November finds George Gleich back in California—now in Fontana at Camp 13, probably a labor camp connected to the 17,000-acre Fontana Farm Company. The Company was owned by A. B. Miller who had transformed a greasewood and sage plain into citrus orchards, hog farms, cattle ranches, and ultimately into the town of Fontana. George Gleich may well have worked here, but we will never know whether he gifted his sketchbooks to the Adairs or left them behind and the family couldn’t bear to discard them. Richard Adair described his grandparents Dagbert M. And Fiametta Smith Adair as “poor folks, transplants to California from southern Utah to find work. They were in Fontana for only a couple of years.” However it seems that Dagbert had done well, having been hired for a managerial position at Fontana Farms. The San Bernardino County Sun newspaper reported on January 30, 1924, that “Mr. and Mrs. B. M. Adair and three children will occupy Camp 13 while Mr. Adair will act as foreman to Unit 13.” From November 9th to the 19th, George Gleich filled 28 pages with Camp 13 sketches. He drew the three Adair children, Smith, Adeline, and Virginia.

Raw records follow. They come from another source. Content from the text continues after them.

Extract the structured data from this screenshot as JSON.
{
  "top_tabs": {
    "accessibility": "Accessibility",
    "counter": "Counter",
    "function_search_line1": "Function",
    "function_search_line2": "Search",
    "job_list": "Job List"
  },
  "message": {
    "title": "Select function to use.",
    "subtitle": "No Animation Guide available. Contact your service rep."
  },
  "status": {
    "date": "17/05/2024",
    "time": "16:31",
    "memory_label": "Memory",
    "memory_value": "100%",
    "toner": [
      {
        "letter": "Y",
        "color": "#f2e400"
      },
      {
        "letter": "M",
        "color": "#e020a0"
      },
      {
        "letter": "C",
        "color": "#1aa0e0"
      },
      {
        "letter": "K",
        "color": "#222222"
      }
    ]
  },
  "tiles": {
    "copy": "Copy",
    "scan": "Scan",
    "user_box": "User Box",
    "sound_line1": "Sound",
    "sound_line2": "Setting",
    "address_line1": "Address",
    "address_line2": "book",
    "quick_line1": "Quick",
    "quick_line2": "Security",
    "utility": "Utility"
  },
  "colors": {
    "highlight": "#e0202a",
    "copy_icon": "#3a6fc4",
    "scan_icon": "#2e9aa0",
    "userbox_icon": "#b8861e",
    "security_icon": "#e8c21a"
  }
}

He drew camp mules, yet more dogs, and a be-speckled man named Berger, possibly a fellow worker, writing to his sweetheart by kerosene lamp-light.
These two sketchbooks, so generously shared with us, have value beyond simply satisfying my curiosity about George’s location during the years for which I couldn’t account. They also have significance as a contemporary look at West Hollywood, California, when Sunset Strip was grazed by cows and surrounded by oil fields. And, for those interested in learning more about that surprisingly avant-garde Illinois artist commune called Ivy Wild, what a delight to see the faces of George Upp, Ed Johnston, and Russell Duncan. The sketchbooks also provide a closer look at George Frederik Gleich as the self-taught artist attentive to his craft—two pages devoted to numbered lists of rules for himself: “Watch These Points of Composition.”
What fun this has been, tracing George’s well-illustrated footsteps back and forth across the country nearly one-hundred years ago. My sincere thanks for this adventure go to Richard Adair who shared these sketchbooks that will soon have a permanent home at Brigham Young University and to the California Desert Art site that first published the intriguing story of George “Smoke Tree” Frederick Gleich,
Rebecca Ragan Akins: A theatrical costume and puppet designer with over 130 shows to her credit, Akins has been involved for many years with arts education in Arizona–recently concluding a 21-year stint as Curator at the Arizona Museum for Youth. The Tempe resident previously taught and was costumer/costume designer at the University of Denver Theatre Department. In 1985 Akins received the Arizona Women’s Partnership Governor’s Award for “Women Who Create,” and her own artwork has appeared in many galleries and exhibitions. Over the years she has received many AriZoni Theatre Awards for Excellence in Costume Design. Akins is active in the local arts community — guest-jurying exhibits, moderating arts panels, and serving on the boards of the Central Museum Association of Arizona, the Museum Association of Arizona [MAA], the New School for the Arts & Academics, the Executive Board of the Tempe Municipal Arts Commission, and the Daniel Nagrin Theatre, Dance & Film Foundation.
After having spent quality time poking and prodding at George Frederick, Akins has developed a keen interest in the artists of the desert southwest—those intrepid souls who willingly sacrificed security and comfort to follow their bliss. Akins can be reached at email@example.com.